File No. SPN-7910-779-NE
The defendants moved to dismiss the plaintiff landlord's summary process action on the ground that the writ, summons and complaint had been signed by a member of the law firm in which the plaintiff was an attorney. Because, however, the attorney who signed the writ was not himself a litigant, and because he had no personal or proprietary interest in the outcome of the dispute, the defendants' motion was denied.
Memorandum filed November 15, 1979
Memorandum on defendants' motion to dismiss. Motion denied.
Cohen Silver, for the plaintiff.
David A. Pels, for the defendants.
The plaintiff landlord brings this summary process action for nonpayment of rent. The defendant tenants filed a motion to dismiss alleging in effect that the writ, summons and complaint should be dismissed because they were signed by a member of the plaintiff's law firm. The plaintiff, Stanley Cohen, is a practicing member of the Connecticut bar. The present complaint was signed by Attorney Robert H. Weinstein, an associate of the law firm in which the plaintiff is a partner. The defendants charge that this violates the mandate that a commissioner of the Superior Court may not sign his own writs.
The issue raised is whether an attorney is precluded from signing a writ as a commissioner of the Superior Court in an action brought on behalf of a member of the attorney's law firm.
The court answers in the negative. The commencement of civil actions is described in § 49 of the 1978 Practice Book: "Mesne process in civil actions shall be a writ of summons or attachment, describing the parties, the court to which it is returnable, and the time and place of appearance, and shall be accompanied by the plaintiff's complaint." The writ "shall be signed by a commissioner of the superior court or a judge or clerk of the court to which it is returnable." General Statutes § 52-89.

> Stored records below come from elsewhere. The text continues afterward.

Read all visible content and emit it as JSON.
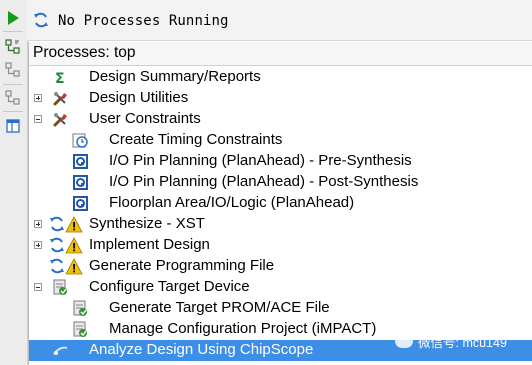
{
  "status": {
    "text": "No Processes Running"
  },
  "panel": {
    "title": "Processes: top"
  },
  "tree": [
    {
      "label": "Design Summary/Reports",
      "icon": "sigma-icon",
      "expander": "none",
      "indent": 0
    },
    {
      "label": "Design Utilities",
      "icon": "tools-icon",
      "expander": "plus",
      "indent": 0
    },
    {
      "label": "User Constraints",
      "icon": "tools-icon",
      "expander": "minus",
      "indent": 0
    },
    {
      "label": "Create Timing Constraints",
      "icon": "clock-icon",
      "expander": "none",
      "indent": 1
    },
    {
      "label": "I/O Pin Planning (PlanAhead) - Pre-Synthesis",
      "icon": "planahead-icon",
      "expander": "none",
      "indent": 1
    },
    {
      "label": "I/O Pin Planning (PlanAhead) - Post-Synthesis",
      "icon": "planahead-icon",
      "expander": "none",
      "indent": 1
    },
    {
      "label": "Floorplan Area/IO/Logic (PlanAhead)",
      "icon": "planahead-icon",
      "expander": "none",
      "indent": 1
    },
    {
      "label": "Synthesize - XST",
      "icon": "refresh-warning-icon",
      "expander": "plus",
      "indent": 0
    },
    {
      "label": "Implement Design",
      "icon": "refresh-warning-icon",
      "expander": "plus",
      "indent": 0
    },
    {
      "label": "Generate Programming File",
      "icon": "refresh-warning-icon",
      "expander": "none",
      "indent": 0
    },
    {
      "label": "Configure Target Device",
      "icon": "device-icon",
      "expander": "minus",
      "indent": 0
    },
    {
      "label": "Generate Target PROM/ACE File",
      "icon": "device-icon",
      "expander": "none",
      "indent": 1
    },
    {
      "label": "Manage Configuration Project (iMPACT)",
      "icon": "device-icon",
      "expander": "none",
      "indent": 1
    },
    {
      "label": "Analyze Design Using ChipScope",
      "icon": "probe-icon",
      "expander": "none",
      "indent": 0,
      "selected": true
    }
  ],
  "watermark": {
    "text": "微信号: mcu149"
  },
  "colors": {
    "selection": "#3d8ee6",
    "run_green": "#1a9a1a",
    "refresh_blue": "#2a6fc9",
    "warning_yellow": "#f2c200"
  }
}
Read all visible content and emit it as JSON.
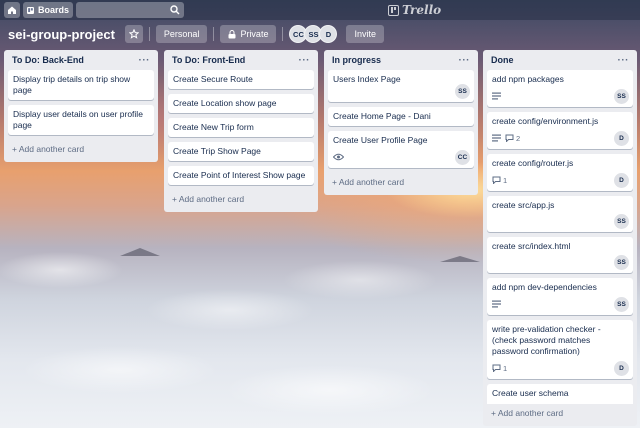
{
  "topbar": {
    "boards_label": "Boards",
    "logo_text": "Trello"
  },
  "board": {
    "title": "sei-group-project",
    "team_label": "Personal",
    "visibility_label": "Private",
    "members": [
      "CC",
      "SS",
      "D"
    ],
    "invite_label": "Invite"
  },
  "lists": [
    {
      "title": "To Do: Back-End",
      "add_label": "+ Add another card",
      "cards": [
        {
          "text": "Display trip details on trip show page"
        },
        {
          "text": "Display user details on user profile page"
        }
      ]
    },
    {
      "title": "To Do: Front-End",
      "add_label": "+ Add another card",
      "cards": [
        {
          "text": "Create Secure Route"
        },
        {
          "text": "Create Location show page"
        },
        {
          "text": "Create New Trip form"
        },
        {
          "text": "Create Trip Show Page"
        },
        {
          "text": "Create Point of Interest Show page"
        }
      ]
    },
    {
      "title": "In progress",
      "add_label": "+ Add another card",
      "cards": [
        {
          "text": "Users Index Page",
          "member": "SS"
        },
        {
          "text": "Create Home Page - Dani"
        },
        {
          "text": "Create User Profile Page",
          "member": "CC",
          "watch": true
        }
      ]
    },
    {
      "title": "Done",
      "add_label": "+ Add another card",
      "cards": [
        {
          "text": "add npm packages",
          "member": "SS",
          "description": true
        },
        {
          "text": "create config/environment.js",
          "member": "D",
          "description": true,
          "comments": "2"
        },
        {
          "text": "create config/router.js",
          "member": "D",
          "comments": "1"
        },
        {
          "text": "create src/app.js",
          "member": "SS"
        },
        {
          "text": "create src/index.html",
          "member": "SS"
        },
        {
          "text": "add npm dev-dependencies",
          "member": "SS",
          "description": true
        },
        {
          "text": "write pre-validation checker - (check password matches password confirmation)",
          "member": "D",
          "comments": "1"
        },
        {
          "text": "Create user schema",
          "comments": "1"
        }
      ]
    }
  ],
  "icons": {
    "home": "home-icon",
    "boards": "boards-icon",
    "search": "search-icon",
    "star": "star-icon",
    "lock": "lock-icon",
    "menu": "list-menu-icon",
    "description": "description-icon",
    "comment": "comment-icon",
    "watch": "eye-icon"
  }
}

The defendants rely in part on Willard v. West Hartford, 135 Conn. 303, and on Doolittle v. Clark, 47 Conn. 316, to support their contention. That reliance is, however, misplaced. Both the Willard and the Doolittle cases, supra, are distinguishable from the present case, in that in each of those cases the attorney bringing the action and signing the writ was a litigant. In the case at bar, Attorney Weinstein is representing one of his firm's partners in his role as a private landlord. Neither is Weinstein a litigant nor has he any personal or proprietary interest in the eventual outcome of this dispute.
The rule that a plaintiff who is an attorney should not be allowed to sign a writ in his own case was intended to eliminate the possibility of using the courts as a means of harassment by litigious plaintiffs. See Doolittle v. Clark, supra.
In the case at hand, Attorney Weinstein is not involved in the plaintiff's business affairs. The court can find no sound or justifiable basis to grant the defendants' motion.